What would be the effect of receiving this treatment
Make your case here, eg alleviate your lifelong suffering and allow you to carry out simple tasks like using the bathroom. Make you comfortable to wear your clothing, be intimate with partners, go swimming, etc.
You have one paragraph, around 30 – 60 words max
What would be the effect of not receiving this treatment
Make your case here, eg trauma and dysphoria every day, bladder infections due to not using public toilets, long term depression and suicidality, etc.
You have one paragraph, around 30 – 60 words max
This patient has the additional current/past medical conditions
Estimated full cost of all components of treatment (GST exclusive) in NZD (estimate required on provider letterhead)
eg ”Costs will be defined accurately when application is accepted”
It is not usually possible to receive quotes on letterhead unless a consultation has taken place, but as this is overseas it’s not often possible. Figures for vaginoplasty surgery are around $30,000NZD in Thailand
The Ministry of Health resource pages
Top 10 Frequently Asked Questions
Q: How many people are currently on the waiting list?
A: Over 80, which means around a 40 year waiting time once on the waiting list.
Q: Why only 80 in the whole country?
A: One major reason is that it is very hard to find information about how to get on the list. Another reason is that many medical professionals have been reluctant to put people on the list, due to the anticipated length of the waiting time. Many trans people also do not see a point in applying to get put on the list, because of the waiting time.
Q: How many patients receive care (surgery) via the list each year?
A: The funding is allocated separately for transmasculine and transfeminine people, with the government funding three male-to-female surgeries and one female-to-male every two years. Hence the 40 year wait.
Q: Why are so few people able to access this essential healthcare?

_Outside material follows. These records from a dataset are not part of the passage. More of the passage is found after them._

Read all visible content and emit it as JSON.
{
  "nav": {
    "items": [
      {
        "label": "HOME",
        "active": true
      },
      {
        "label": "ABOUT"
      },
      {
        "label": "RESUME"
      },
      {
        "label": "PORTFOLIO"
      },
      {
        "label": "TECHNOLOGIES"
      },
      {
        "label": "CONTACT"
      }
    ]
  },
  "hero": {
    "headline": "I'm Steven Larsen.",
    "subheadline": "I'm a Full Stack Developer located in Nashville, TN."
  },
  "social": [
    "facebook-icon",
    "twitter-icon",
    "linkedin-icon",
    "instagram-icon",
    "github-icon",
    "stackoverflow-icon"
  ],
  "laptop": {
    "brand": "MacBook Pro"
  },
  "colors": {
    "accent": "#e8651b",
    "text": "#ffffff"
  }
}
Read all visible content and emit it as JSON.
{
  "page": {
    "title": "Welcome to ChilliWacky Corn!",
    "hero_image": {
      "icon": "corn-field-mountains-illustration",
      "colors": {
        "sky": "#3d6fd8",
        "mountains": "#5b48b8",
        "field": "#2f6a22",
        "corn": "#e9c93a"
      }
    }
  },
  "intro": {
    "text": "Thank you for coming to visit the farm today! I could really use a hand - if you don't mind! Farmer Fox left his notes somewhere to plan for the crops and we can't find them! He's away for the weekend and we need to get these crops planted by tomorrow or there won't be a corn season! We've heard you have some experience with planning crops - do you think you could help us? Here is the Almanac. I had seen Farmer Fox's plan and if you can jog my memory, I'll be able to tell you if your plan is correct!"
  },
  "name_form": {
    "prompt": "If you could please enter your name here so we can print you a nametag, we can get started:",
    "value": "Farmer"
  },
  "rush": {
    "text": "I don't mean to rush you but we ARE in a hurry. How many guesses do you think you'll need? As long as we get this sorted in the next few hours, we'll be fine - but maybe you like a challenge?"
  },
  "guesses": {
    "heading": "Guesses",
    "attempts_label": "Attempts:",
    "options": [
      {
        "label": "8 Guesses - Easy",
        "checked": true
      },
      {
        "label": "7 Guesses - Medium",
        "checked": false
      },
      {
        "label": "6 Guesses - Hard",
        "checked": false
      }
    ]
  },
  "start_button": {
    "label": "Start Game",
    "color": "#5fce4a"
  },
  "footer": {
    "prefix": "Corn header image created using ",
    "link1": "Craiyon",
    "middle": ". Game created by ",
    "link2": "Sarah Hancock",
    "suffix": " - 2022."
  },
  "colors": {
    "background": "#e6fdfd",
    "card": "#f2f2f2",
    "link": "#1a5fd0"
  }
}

A: It’s about funding allocation. One aspect is that the number of patients on the waiting list is used to measure the need, which in turn influences how much funding is allocated. Historically it has been exceptionally difficult to find information or get onto the waiting list, so the waiting list does not reflect the need.
Q: Are there surgeons in New Zealand who perform GRS?
A: There has been one surgeon performing bottom surgeries for trans women in New Zealand, however he retired in recent years and was unable, despite ongoing effort, to find somone to replace him.
There are have been, and continue to be, no surgeons in Aotearoa who perform GRS for trans men.
Currently no GRS is being performed in New Zealand
Q: Where have trans men been getting GRS?
A: They have been sent overseas
Q: Why have trans women not been sent overseas?
A: Legally, sending patients overseas on public funding is not allowed if the surgery could, in theory, be performed in New Zealand
Q: Now that no surgeries are available in Aotearoa, will trans women be able to go overseas and choose their surgeon too?
A: We hope so. The Ministry of Health is anticipating that state funded surgeries will begin in 2016 – 2017. Whether this will be in Aotearoa or overseas remains to be seen.
Q: If surgery in New Zealand cost $150,000 but surgery in Thailand costs $30,000 does that mean 5 x the number of surgeries will be carried out each year?
A: We certainly hope so, and are advocating for this.
Q: How can I help to change this situation?
A: If every trans person who wants or needs surgery was able to go on the High Cost Treatment Pool waiting list, we would have solid numbers to show the need, and request funding be allocated to meet the need.
Gender Minorities Aotearoa encourages all who want surgery to research their options, talk with surgeons, and apply to be put on the waiting list for High Cost Treatment Pool funding.
There are resources regarding surgery types and lists of approved surgeons here.
You can also write letters to newspapers, write opinion pieces and send them to online news publishers, talk with friends and whanau, write or talk to your local MP, and you can probably think of even more. For information on how to write great letters to editors and send effective submissions to parliament, check out our advocacy guide here.
Together, we will create the future.
© Gender Minorities Aotearoa 2016